Cambrian Stratigraphy.—Wherever the Cambrian strata have been carefully studied it has now been found possible and convenient to arrange them into three series, each of which is characterized by a distinctive genus of trilobite. Thus we have a Lower Cambrian with Olenellus, a middle series with Paradoxides and an Upper Cambrian with Olenus. It is true that these fossils are not invariably present in every occurrence of Cambrian strata, but this fact notwithstanding, the threefold division holds with sufficient constancy. An uppermost series lies above the Olenus fauna in some areas; it is represented by the Tremadoc beds in Britain or by the Dictyonema beds or Euloma-Niobe fauna elsewhere.

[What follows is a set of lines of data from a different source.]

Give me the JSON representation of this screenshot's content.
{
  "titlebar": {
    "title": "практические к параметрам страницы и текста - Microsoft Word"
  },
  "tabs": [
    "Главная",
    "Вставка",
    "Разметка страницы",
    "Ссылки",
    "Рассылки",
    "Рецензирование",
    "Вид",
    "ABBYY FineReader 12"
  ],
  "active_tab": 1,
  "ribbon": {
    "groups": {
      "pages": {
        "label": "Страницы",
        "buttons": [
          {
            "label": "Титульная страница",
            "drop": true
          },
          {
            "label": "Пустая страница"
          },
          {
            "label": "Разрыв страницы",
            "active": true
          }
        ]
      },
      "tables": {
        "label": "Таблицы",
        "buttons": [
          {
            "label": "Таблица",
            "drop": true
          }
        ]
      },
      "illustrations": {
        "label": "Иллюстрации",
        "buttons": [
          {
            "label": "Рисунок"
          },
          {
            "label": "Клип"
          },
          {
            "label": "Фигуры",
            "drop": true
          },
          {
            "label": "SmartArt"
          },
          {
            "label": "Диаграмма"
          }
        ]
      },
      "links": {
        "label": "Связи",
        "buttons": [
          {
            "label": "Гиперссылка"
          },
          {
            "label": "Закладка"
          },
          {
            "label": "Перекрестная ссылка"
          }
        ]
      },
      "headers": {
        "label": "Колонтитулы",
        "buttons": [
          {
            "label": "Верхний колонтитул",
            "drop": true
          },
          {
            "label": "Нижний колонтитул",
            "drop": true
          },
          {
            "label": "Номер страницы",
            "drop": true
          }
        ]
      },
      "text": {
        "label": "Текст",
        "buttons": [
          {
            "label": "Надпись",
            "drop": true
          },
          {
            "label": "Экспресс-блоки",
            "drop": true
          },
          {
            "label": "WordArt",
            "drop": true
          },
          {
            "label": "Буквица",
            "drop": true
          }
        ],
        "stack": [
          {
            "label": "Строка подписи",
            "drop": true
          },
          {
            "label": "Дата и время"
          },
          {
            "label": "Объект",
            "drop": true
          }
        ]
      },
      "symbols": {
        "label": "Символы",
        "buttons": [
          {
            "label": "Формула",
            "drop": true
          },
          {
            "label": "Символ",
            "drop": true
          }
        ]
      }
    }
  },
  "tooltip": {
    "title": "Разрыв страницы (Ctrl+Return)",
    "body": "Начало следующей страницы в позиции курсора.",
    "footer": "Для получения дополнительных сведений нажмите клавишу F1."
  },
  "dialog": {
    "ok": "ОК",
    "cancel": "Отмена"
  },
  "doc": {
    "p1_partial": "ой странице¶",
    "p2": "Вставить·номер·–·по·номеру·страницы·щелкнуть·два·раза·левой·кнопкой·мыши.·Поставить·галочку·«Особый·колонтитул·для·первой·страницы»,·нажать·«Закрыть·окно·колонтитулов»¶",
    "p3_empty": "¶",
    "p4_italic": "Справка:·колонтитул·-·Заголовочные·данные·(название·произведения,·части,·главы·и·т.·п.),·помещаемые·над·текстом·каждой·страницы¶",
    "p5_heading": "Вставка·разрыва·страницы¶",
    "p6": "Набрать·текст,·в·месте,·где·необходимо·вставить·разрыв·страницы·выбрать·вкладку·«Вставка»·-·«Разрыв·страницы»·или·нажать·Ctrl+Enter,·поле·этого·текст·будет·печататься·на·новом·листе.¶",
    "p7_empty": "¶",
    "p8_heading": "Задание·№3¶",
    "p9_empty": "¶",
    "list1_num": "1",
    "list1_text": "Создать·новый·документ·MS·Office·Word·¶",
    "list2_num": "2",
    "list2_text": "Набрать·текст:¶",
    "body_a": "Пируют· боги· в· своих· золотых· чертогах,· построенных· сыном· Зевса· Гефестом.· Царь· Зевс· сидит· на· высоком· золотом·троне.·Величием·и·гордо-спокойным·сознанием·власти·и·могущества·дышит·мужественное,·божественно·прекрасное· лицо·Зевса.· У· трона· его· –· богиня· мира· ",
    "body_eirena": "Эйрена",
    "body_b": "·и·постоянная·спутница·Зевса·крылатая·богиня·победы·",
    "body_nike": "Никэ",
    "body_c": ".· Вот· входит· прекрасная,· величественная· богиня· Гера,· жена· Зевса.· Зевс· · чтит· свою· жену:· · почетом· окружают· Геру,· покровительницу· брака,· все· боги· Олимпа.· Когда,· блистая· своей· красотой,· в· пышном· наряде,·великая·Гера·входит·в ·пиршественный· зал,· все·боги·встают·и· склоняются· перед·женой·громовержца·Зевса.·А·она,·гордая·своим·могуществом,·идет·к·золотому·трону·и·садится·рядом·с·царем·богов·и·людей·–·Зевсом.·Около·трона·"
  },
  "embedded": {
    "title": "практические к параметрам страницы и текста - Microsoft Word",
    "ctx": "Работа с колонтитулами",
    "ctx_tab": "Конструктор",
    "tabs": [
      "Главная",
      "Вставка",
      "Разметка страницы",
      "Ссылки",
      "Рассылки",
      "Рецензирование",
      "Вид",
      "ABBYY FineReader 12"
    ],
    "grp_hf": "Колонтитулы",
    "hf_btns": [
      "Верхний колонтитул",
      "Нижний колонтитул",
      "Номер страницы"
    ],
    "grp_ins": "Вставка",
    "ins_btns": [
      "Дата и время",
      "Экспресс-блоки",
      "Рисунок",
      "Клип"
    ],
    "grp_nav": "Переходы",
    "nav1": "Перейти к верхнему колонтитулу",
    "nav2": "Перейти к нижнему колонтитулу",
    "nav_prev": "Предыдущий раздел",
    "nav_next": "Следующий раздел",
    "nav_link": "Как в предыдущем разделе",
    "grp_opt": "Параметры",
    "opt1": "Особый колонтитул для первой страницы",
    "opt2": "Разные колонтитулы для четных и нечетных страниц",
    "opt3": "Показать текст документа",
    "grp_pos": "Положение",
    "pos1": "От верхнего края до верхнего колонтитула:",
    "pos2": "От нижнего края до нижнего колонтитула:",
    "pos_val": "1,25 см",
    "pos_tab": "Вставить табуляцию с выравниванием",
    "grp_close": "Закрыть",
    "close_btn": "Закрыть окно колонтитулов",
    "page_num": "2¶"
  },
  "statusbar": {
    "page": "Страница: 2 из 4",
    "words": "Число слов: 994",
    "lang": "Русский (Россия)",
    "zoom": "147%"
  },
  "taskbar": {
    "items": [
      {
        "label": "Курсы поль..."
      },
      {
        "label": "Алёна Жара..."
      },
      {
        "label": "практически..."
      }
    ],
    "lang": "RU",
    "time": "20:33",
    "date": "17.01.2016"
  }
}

Three regions deserve special attention: (1) Great Britain, the area in which the Cambrian was first differentiated from the old “ Transition Series ”; (2) North America, on account of the wide-spread occurrence of the rocks and the abundance and perfection of the fossils; and (3) Bohemia, made classic by the great labours of J. Barrande.
Great Britain and Ireland.—The table on p. 88 contains the names
that have been applied to the subdivisions of the Cambrian strata
in the areas of outcrop in Wales and England; at the same time it
indicates approximately their relative position in the system.
In Scotland the upper and middle series are represented by a thick mass of limestone and dolomite, the Durness limestone (1500 ft.). In the lower series are, in descending order, the “ Serpulite grits ” or “ Salterella beds, " the “ Fucoid beds " and the “Eriboll quartzite, ” which is divided into an upper “ Pipe rock" and lower “ Basal quartzite."
The Cambrian rocks of Ireland, a great series of purple and green shales, slates and grits with beds of quartzite, have not yet yielded sufficient fossil evidence to permit of a correlation with the Welsh rocks, and possibly some parts of the series may be transferred in the future to the overlying Ordovician.
North America.—On the North American continent, as in Europe, the Cambrian system is divisible into three series: (1) the lower or “ Georgian, ” with Olenellus fauna; (2) the middle or “ Acadian, " with Paradoxides or Dikelocephalus fauna; (3) the upper or “ Potsdam," with Olenus fauna (with Saratogan or St Croix as synonyms for Potsdam). The lower division appears on the Newfoundland and Labrador coasts, and is traceable thence, in a great belt south-west of those points, through Maine and the Hudson-Champlain valley into Alabama, a distance of some 2000 m.; and the rocks are brought up again on the western uplift, in Nevada, Idaho, Utah, western Montana and British Columbia. The middle division covers approximately the same region as the lower one, and in addition it is found in the states of Texas, Oklahoma, and Arizona, in western Montana, and possibly in western Wisconsin. The lower division, in addition to covering the areas already indicated, spreads over the interior of the United States.
Bohemia.—The Cambrian rocks of this country are now recognized by J. F. Pompeskj to comprise the Paradoxidian and Olenelledian groups. - They were made famous through the researches of Barrande. The Cambrian system is covered by his stages “ B ” and “ C ” ; the